There's one question that customers constantly ask Craig's Smoker Friendly manager Jo Deena Bullock: When are cigarette prices going up?
Colorado voters overwhelming passed a 64-cent increase on a pack of cigarettes and a 20 percent tax increase on other tobacco products. Price increases go into effect Jan. 1.
"(Customers) ask me daily when prices are going up," she said. "Then they say they're going to quit at the beginning of the year."
The new tax means that a pack-a-day smoker will spend about $235 more a year on cigarettes. Even so, Bullock said her business is faring well. Some people are stocking up with cartons; others regularly stop in from one to three times a day to buy single packs.
Of all her customers, Bullock said only one man said he already has quit chewing. But quitting smoking or chewing tobacco probably isn't on the New Year's resolution lists of a large majority of customers, she said.
"They just enjoy it," Bullock said. "They'll just scrimp somewhere else."
Craig's Kmart has decided to go smokeless, partly because of the tax increase, manager Derek Zuver said. The store's corporate decision also was influenced in part because of a high rate of theft of cigarettes and because they often couldn't be sold quickly enough before going stale. Zuver said he wasn't sure whether other Kmart stores also would be dropping their tobacco products.
"Traditionally, any tax increase means a decrease in sales," Zuver said. "Cigarette sales have been declining in the last five years. We lose more money than we should."
Craig Kmart takes in about $5,000 a week in cigarette sales, Zuver said.
The $175 million a year in estimated revenue from the voter-approved Amendment 35 is planned to assist health care programs for children, the elderly and indigent populations. Lawmakers are expected to pass legislation next year to forward those dollars toward health care.
Kathy Bockelman, leader of Moffat County's Get R!EAL Tobacco Prevention Coalition said she hoped some of those dollars could help the local program. This year, the program received a $1,500 grant, but that's down from the $4,000 it has received in years past, she said.
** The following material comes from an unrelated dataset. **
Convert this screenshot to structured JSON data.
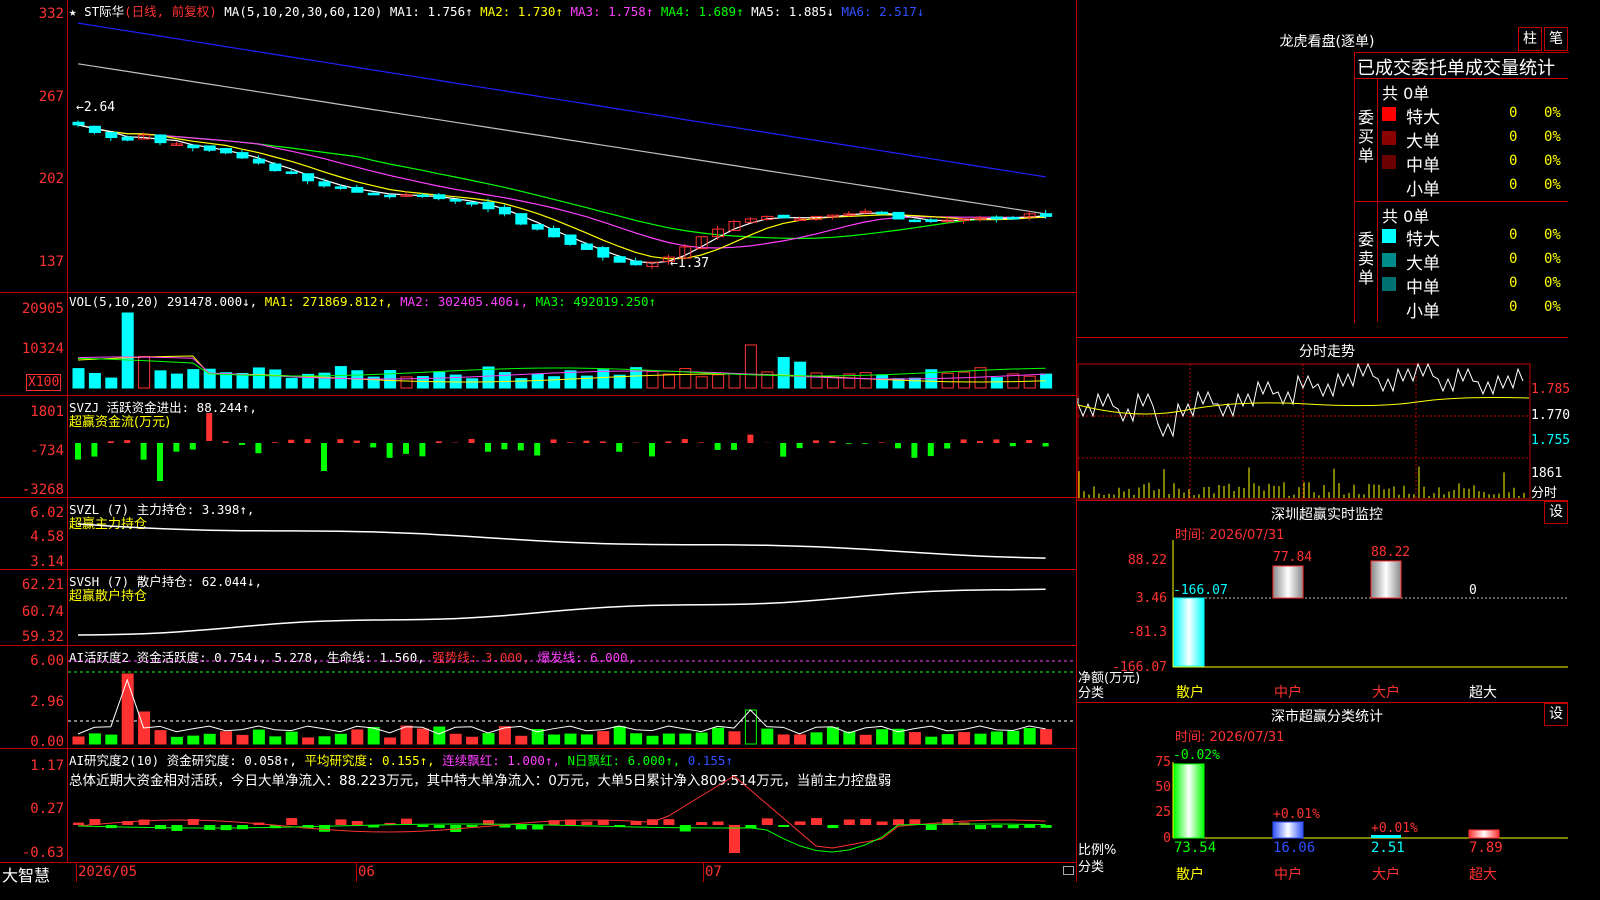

Bockelman said passage of the measure helped vindicate students' work. Get R!EAL, which is made up of mostly middle- and high school-aged students, works to deter tobacco use among students' peers and adults by using education and demonstrations.
"Research shows that the higher the cost, the less people smoke," she said.
The group may plan an anti-tobacco demonstration at Aspen's X-Games this year. Other plans may include a public game of "Lives in Jeopardy." Similar to the TV version, the game promotes tobacco education through a question and answer setup. Bockelman said Get R!EAL members also may propose anti-tobacco legislation to Craig's City Council.
But the mandated tax increase may be the ticket to prohibit potential young smokers, Bockelman said.
"I think it may slow down kids taking up the habit," she said.
Area agencies distributed 250 anti-smoking kits last month. Smokers who want help to quit can contact a free Colorado Quitline at 1-800-639-QUIT or access online counseling services at www.co.quitnet.com.
Danny McGoldrick with the Campaign for Tobacco-Free Kids said those who quit smoking would decrease their blood pressures within a half hour.
Those who quit on midnight on New Year's Eve will have lowered carbon monoxide levels by noon on New Year's Day.
"By Jan. 2, your risk of heart attack will already begin drop," McGoldrick said in a statement. "By the spring, your circulation and lung function will have improved, and walking and exercising will have improved."
According to Judy Hiester of Northwest Colorado Tobacco Prevention Program, Moffat County residents have been slow to use the Colorado Quitline.
As of last month, about a dozen people had accessed the services.
Nine of 10 people are more successful quitting when they have help, she said.